"Indians, Pakistanis and Bangladeshi, they all walk up and down the street and they all shop together," Eichenbaum pointed out. "One of the triumphs of America is how quickly immigrant groups learn to get along with people they hated in the old country. It's amazing that people who were at war with their neighbors in Europe or Asia manage to get along with the same people here, particularly when they need the same kind of products."
Eichenbaum says the Seven train itself is credited with some of the urbanization of Queens, as many immigrants settled near the route of the train, and that, in turn, prompted the development of businesses to serve the borough's increasing population.

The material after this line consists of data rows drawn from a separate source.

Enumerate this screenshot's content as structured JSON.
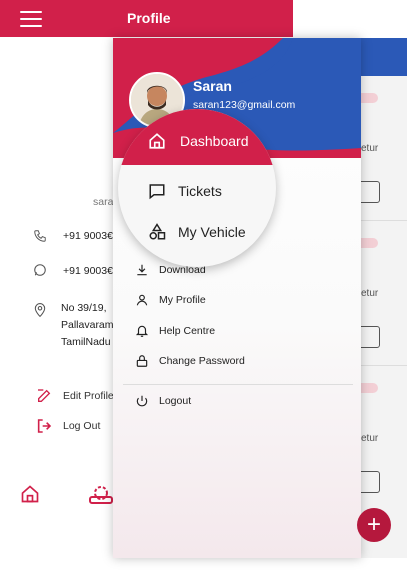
{
  "header": {
    "title": "Profile"
  },
  "profile": {
    "username_partial": "sara",
    "phone1": "+91 9003€",
    "phone2": "+91 9003€",
    "address_line1": "No 39/19,",
    "address_line2": "Pallavaram",
    "address_line3": "TamilNadu",
    "edit_label": "Edit Profile",
    "logout_label": "Log Out"
  },
  "right_list": {
    "text_snippet": "etur"
  },
  "drawer": {
    "user_name": "Saran",
    "user_email": "saran123@gmail.com",
    "items": [
      {
        "label": "Dashboard",
        "icon": "home-icon"
      },
      {
        "label": "Tickets",
        "icon": "chat-icon"
      },
      {
        "label": "My Vehicle",
        "icon": "shapes-icon"
      },
      {
        "label": "Download",
        "icon": "download-icon"
      },
      {
        "label": "My Profile",
        "icon": "person-icon"
      },
      {
        "label": "Help Centre",
        "icon": "bell-icon"
      },
      {
        "label": "Change Password",
        "icon": "lock-icon"
      },
      {
        "label": "Logout",
        "icon": "power-icon"
      }
    ]
  },
  "fab": {
    "label": "+"
  },
  "colors": {
    "primary": "#d1204a",
    "blue": "#2b59b7"
  }
}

Mustafa Ali Hadi, 21, moved to the Jackson Heights neighborhood of Queens from Pakistan. He says, in Pakistan, Jackson Heights is known as a condensed version of Pakistan, with all the comforts of home easily available.
"I heard about Jackson Heights over there," he said. "They said it's like the same thing in Pakistan. They compared it to an area called Lalucade. So, it's cool. We have very good surroundings and nice friends. It's very easy for us to live here, because we don't have a language problem."
Glen Natkins is a lifelong Jackson Heights resident, who has witnessed the area's transformation from an Irish and Italian community to the more diverse ethnic mix it is today. She says she enjoys the area's diversity, as well as the opportunities she now has to taste different kinds of food.
"There are many different restaurants, Hispanic and Indian restaurants," she said. "So, that's very nice to have a taste of their culture. I've gone to Afghan restaurants, Hispanic, Indian and, of course, Italian."
Venturing through the neighborhoods of Queens, visitors will find museums, sculpture gardens, a baseball stadium and a vast park that hosted world's fairs in 1939 and 1964. In the Woodside section of Queens, visitors will discover Irish pubs and German and Turkish restaurants, as well as places of worship that cater to communities from Korea, Latin America and China.
In 2000, the White House designated the Number Seven train a National Millennium Trail, recognizing it as a symbol of the American immigrant experience. It is one of 16 such trails, including the Appalachian Trail and Boston's Freedom Trail, that reflect defining aspects of U.S. history.